**WHAT IS BEING ASKED**
Set down all of the data again, character for character.

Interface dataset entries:

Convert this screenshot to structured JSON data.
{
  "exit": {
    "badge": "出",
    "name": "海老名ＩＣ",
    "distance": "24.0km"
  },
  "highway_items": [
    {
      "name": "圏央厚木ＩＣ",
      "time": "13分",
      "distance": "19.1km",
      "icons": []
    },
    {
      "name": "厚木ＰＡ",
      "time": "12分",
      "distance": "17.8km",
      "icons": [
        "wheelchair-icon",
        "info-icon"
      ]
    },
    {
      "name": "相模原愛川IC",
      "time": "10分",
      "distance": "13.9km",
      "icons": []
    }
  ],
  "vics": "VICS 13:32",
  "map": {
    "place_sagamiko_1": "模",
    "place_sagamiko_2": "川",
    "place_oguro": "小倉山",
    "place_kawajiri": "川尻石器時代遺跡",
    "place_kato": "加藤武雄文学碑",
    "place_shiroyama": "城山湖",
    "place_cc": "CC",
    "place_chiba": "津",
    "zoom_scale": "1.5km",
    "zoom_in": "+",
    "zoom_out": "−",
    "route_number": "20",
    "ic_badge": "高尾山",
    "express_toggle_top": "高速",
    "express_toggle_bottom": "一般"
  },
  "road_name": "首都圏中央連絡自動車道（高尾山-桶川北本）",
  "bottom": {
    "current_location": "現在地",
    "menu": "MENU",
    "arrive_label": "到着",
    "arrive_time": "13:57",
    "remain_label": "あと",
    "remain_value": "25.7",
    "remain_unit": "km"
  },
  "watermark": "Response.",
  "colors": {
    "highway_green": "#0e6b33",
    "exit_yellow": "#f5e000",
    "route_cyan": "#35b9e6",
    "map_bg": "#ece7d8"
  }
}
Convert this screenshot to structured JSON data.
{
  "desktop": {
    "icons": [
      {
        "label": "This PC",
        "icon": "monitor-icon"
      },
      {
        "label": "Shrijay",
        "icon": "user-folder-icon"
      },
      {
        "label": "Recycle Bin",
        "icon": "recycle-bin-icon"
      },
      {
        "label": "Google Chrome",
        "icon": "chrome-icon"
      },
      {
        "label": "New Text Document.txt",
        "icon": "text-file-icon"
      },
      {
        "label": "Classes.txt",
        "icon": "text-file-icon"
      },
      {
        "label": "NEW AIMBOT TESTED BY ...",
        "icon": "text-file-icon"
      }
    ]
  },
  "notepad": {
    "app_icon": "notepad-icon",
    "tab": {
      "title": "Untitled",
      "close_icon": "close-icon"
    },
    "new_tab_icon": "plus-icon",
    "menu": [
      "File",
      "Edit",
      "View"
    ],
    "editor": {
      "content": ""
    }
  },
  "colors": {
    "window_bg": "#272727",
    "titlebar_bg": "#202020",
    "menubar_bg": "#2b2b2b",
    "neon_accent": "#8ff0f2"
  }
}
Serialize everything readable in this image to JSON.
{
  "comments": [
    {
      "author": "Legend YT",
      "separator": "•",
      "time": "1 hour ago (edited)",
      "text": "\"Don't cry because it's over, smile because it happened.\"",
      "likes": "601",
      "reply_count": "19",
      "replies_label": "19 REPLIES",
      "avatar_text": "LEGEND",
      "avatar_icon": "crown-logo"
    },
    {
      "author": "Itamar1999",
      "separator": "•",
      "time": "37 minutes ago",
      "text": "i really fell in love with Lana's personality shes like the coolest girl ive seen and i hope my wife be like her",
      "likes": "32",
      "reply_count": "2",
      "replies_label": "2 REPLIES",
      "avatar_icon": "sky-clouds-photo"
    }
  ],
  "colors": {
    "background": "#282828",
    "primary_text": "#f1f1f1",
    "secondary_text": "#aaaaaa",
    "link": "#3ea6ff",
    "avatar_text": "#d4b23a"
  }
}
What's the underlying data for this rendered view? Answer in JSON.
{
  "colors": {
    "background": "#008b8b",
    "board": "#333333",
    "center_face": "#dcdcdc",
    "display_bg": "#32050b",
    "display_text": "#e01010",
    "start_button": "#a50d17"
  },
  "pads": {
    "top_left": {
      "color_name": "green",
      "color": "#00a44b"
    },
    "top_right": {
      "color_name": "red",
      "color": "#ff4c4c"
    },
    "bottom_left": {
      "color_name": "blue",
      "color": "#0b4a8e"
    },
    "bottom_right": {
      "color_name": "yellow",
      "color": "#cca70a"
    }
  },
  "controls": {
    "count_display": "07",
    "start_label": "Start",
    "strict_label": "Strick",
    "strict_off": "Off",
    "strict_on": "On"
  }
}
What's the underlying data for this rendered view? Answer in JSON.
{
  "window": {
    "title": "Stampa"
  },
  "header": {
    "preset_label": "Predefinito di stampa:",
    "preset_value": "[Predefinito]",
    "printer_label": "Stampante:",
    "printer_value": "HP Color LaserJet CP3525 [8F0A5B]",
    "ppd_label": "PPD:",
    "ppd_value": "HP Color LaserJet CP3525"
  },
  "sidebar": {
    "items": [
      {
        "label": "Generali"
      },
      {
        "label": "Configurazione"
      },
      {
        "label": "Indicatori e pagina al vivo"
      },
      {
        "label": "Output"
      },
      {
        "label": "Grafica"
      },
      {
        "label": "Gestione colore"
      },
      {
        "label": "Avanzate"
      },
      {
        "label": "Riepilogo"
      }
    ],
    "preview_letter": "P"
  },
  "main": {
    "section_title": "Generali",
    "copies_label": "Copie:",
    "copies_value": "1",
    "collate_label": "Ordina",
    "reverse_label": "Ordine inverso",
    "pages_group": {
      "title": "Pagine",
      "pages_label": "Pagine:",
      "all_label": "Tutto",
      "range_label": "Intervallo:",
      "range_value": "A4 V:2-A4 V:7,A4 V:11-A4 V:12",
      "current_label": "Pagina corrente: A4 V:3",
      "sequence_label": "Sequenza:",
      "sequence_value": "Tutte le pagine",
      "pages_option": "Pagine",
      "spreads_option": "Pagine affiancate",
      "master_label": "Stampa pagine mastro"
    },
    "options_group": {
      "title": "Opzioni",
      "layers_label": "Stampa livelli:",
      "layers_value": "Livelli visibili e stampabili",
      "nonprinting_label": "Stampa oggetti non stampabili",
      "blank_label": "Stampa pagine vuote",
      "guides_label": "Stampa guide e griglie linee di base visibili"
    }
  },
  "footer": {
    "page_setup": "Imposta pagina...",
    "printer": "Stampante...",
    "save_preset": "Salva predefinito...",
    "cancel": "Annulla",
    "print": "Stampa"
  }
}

**EXERCISE RESPONSE**
Convert this screenshot to structured JSON data.
{
  "exit": {
    "badge": "出",
    "name": "海老名ＩＣ",
    "distance": "24.0km"
  },
  "highway_items": [
    {
      "name": "圏央厚木ＩＣ",
      "time": "13分",
      "distance": "19.1km",
      "icons": []
    },
    {
      "name": "厚木ＰＡ",
      "time": "12分",
      "distance": "17.8km",
      "icons": [
        "wheelchair-icon",
        "info-icon"
      ]
    },
    {
      "name": "相模原愛川IC",
      "time": "10分",
      "distance": "13.9km",
      "icons": []
    }
  ],
  "vics": "VICS 13:32",
  "map": {
    "place_sagamiko_1": "模",
    "place_sagamiko_2": "川",
    "place_oguro": "小倉山",
    "place_kawajiri": "川尻石器時代遺跡",
    "place_kato": "加藤武雄文学碑",
    "place_shiroyama": "城山湖",
    "place_cc": "CC",
    "place_chiba": "津",
    "zoom_scale": "1.5km",
    "zoom_in": "+",
    "zoom_out": "−",
    "route_number": "20",
    "ic_badge": "高尾山",
    "express_toggle_top": "高速",
    "express_toggle_bottom": "一般"
  },
  "road_name": "首都圏中央連絡自動車道（高尾山-桶川北本）",
  "bottom": {
    "current_location": "現在地",
    "menu": "MENU",
    "arrive_label": "到着",
    "arrive_time": "13:57",
    "remain_label": "あと",
    "remain_value": "25.7",
    "remain_unit": "km"
  },
  "watermark": "Response.",
  "colors": {
    "highway_green": "#0e6b33",
    "exit_yellow": "#f5e000",
    "route_cyan": "#35b9e6",
    "map_bg": "#ece7d8"
  }
}
Convert this screenshot to structured JSON data.
{
  "desktop": {
    "icons": [
      {
        "label": "This PC",
        "icon": "monitor-icon"
      },
      {
        "label": "Shrijay",
        "icon": "user-folder-icon"
      },
      {
        "label": "Recycle Bin",
        "icon": "recycle-bin-icon"
      },
      {
        "label": "Google Chrome",
        "icon": "chrome-icon"
      },
      {
        "label": "New Text Document.txt",
        "icon": "text-file-icon"
      },
      {
        "label": "Classes.txt",
        "icon": "text-file-icon"
      },
      {
        "label": "NEW AIMBOT TESTED BY ...",
        "icon": "text-file-icon"
      }
    ]
  },
  "notepad": {
    "app_icon": "notepad-icon",
    "tab": {
      "title": "Untitled",
      "close_icon": "close-icon"
    },
    "new_tab_icon": "plus-icon",
    "menu": [
      "File",
      "Edit",
      "View"
    ],
    "editor": {
      "content": ""
    }
  },
  "colors": {
    "window_bg": "#272727",
    "titlebar_bg": "#202020",
    "menubar_bg": "#2b2b2b",
    "neon_accent": "#8ff0f2"
  }
}
Serialize everything readable in this image to JSON.
{
  "comments": [
    {
      "author": "Legend YT",
      "separator": "•",
      "time": "1 hour ago (edited)",
      "text": "\"Don't cry because it's over, smile because it happened.\"",
      "likes": "601",
      "reply_count": "19",
      "replies_label": "19 REPLIES",
      "avatar_text": "LEGEND",
      "avatar_icon": "crown-logo"
    },
    {
      "author": "Itamar1999",
      "separator": "•",
      "time": "37 minutes ago",
      "text": "i really fell in love with Lana's personality shes like the coolest girl ive seen and i hope my wife be like her",
      "likes": "32",
      "reply_count": "2",
      "replies_label": "2 REPLIES",
      "avatar_icon": "sky-clouds-photo"
    }
  ],
  "colors": {
    "background": "#282828",
    "primary_text": "#f1f1f1",
    "secondary_text": "#aaaaaa",
    "link": "#3ea6ff",
    "avatar_text": "#d4b23a"
  }
}
What's the underlying data for this rendered view? Answer in JSON.
{
  "colors": {
    "background": "#008b8b",
    "board": "#333333",
    "center_face": "#dcdcdc",
    "display_bg": "#32050b",
    "display_text": "#e01010",
    "start_button": "#a50d17"
  },
  "pads": {
    "top_left": {
      "color_name": "green",
      "color": "#00a44b"
    },
    "top_right": {
      "color_name": "red",
      "color": "#ff4c4c"
    },
    "bottom_left": {
      "color_name": "blue",
      "color": "#0b4a8e"
    },
    "bottom_right": {
      "color_name": "yellow",
      "color": "#cca70a"
    }
  },
  "controls": {
    "count_display": "07",
    "start_label": "Start",
    "strict_label": "Strick",
    "strict_off": "Off",
    "strict_on": "On"
  }
}
What's the underlying data for this rendered view? Answer in JSON.
{
  "window": {
    "title": "Stampa"
  },
  "header": {
    "preset_label": "Predefinito di stampa:",
    "preset_value": "[Predefinito]",
    "printer_label": "Stampante:",
    "printer_value": "HP Color LaserJet CP3525 [8F0A5B]",
    "ppd_label": "PPD:",
    "ppd_value": "HP Color LaserJet CP3525"
  },
  "sidebar": {
    "items": [
      {
        "label": "Generali"
      },
      {
        "label": "Configurazione"
      },
      {
        "label": "Indicatori e pagina al vivo"
      },
      {
        "label": "Output"
      },
      {
        "label": "Grafica"
      },
      {
        "label": "Gestione colore"
      },
      {
        "label": "Avanzate"
      },
      {
        "label": "Riepilogo"
      }
    ],
    "preview_letter": "P"
  },
  "main": {
    "section_title": "Generali",
    "copies_label": "Copie:",
    "copies_value": "1",
    "collate_label": "Ordina",
    "reverse_label": "Ordine inverso",
    "pages_group": {
      "title": "Pagine",
      "pages_label": "Pagine:",
      "all_label": "Tutto",
      "range_label": "Intervallo:",
      "range_value": "A4 V:2-A4 V:7,A4 V:11-A4 V:12",
      "current_label": "Pagina corrente: A4 V:3",
      "sequence_label": "Sequenza:",
      "sequence_value": "Tutte le pagine",
      "pages_option": "Pagine",
      "spreads_option": "Pagine affiancate",
      "master_label": "Stampa pagine mastro"
    },
    "options_group": {
      "title": "Opzioni",
      "layers_label": "Stampa livelli:",
      "layers_value": "Livelli visibili e stampabili",
      "nonprinting_label": "Stampa oggetti non stampabili",
      "blank_label": "Stampa pagine vuote",
      "guides_label": "Stampa guide e griglie linee di base visibili"
    }
  },
  "footer": {
    "page_setup": "Imposta pagina...",
    "printer": "Stampante...",
    "save_preset": "Salva predefinito...",
    "cancel": "Annulla",
    "print": "Stampa"
  }
}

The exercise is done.